MRO will test its powerful camera this week. Here’s a nice single-page graphic.
It’s a fantastic party tune, but I doubt they’ll be dancing to it in LA. I doubt a traditionalist has ever danced to it. Do you know the tune? You should. But I doubt it would pass inspection for liturgy, … Continue reading
Section 32 concludes Chapter 2 of Gaudium et Spes, which was titled “The Community of (Hu)mankind.” If there has been a bias toward the greater social needs in sections 23-32, it was because of the overall thrust of the chapter, … Continue reading
Gaudium et Spes 31 approves of education, social service, and civic involvement. We need great souls, too. Isn’t it the truth? In order for individual(s) to discharge with greater exactness the obligations of their conscience toward themselves and the various … Continue reading
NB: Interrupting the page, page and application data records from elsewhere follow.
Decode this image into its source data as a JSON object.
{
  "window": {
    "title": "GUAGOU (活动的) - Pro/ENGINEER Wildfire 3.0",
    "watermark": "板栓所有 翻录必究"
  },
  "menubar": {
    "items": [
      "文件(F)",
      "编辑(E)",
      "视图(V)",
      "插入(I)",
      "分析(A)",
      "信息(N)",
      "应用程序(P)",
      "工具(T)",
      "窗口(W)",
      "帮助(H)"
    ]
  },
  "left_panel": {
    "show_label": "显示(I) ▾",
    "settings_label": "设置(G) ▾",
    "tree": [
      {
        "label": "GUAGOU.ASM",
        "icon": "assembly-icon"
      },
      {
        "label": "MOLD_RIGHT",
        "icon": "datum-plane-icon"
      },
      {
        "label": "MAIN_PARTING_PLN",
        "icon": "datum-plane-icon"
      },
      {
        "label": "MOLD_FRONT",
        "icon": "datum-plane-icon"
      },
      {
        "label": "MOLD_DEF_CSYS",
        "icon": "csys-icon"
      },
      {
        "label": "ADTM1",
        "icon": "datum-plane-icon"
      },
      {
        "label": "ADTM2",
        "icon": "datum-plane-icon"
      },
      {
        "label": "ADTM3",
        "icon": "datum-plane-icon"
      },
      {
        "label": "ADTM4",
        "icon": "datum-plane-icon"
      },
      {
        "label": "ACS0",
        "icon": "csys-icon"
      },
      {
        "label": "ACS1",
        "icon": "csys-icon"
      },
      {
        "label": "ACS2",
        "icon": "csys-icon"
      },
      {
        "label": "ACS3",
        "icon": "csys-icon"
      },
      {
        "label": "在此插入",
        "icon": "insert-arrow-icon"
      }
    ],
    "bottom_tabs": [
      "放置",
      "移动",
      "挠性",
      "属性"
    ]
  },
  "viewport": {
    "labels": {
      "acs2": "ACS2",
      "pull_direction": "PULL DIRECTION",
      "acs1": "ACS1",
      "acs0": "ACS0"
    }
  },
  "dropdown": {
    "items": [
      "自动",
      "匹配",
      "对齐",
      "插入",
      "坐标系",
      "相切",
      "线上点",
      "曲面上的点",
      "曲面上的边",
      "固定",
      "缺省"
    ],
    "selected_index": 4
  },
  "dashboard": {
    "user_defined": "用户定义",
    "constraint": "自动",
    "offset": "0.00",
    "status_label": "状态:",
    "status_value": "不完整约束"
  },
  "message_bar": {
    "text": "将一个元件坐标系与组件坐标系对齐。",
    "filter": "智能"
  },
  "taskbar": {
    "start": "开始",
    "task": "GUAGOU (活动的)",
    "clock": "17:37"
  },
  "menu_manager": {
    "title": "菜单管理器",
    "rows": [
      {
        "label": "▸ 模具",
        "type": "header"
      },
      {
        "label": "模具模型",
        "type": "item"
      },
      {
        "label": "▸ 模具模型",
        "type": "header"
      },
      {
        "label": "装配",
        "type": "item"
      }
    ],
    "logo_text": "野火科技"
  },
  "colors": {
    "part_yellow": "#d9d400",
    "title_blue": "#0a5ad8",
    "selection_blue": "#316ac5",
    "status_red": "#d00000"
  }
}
Susan explains her difficulty with a sense of Gaudium et Spes we’ve seen these past several days. Perhaps it’s partly because of my commentary, and partly because of a perception of a social justice sensibility amongst Catholics. Let’s see if … Continue reading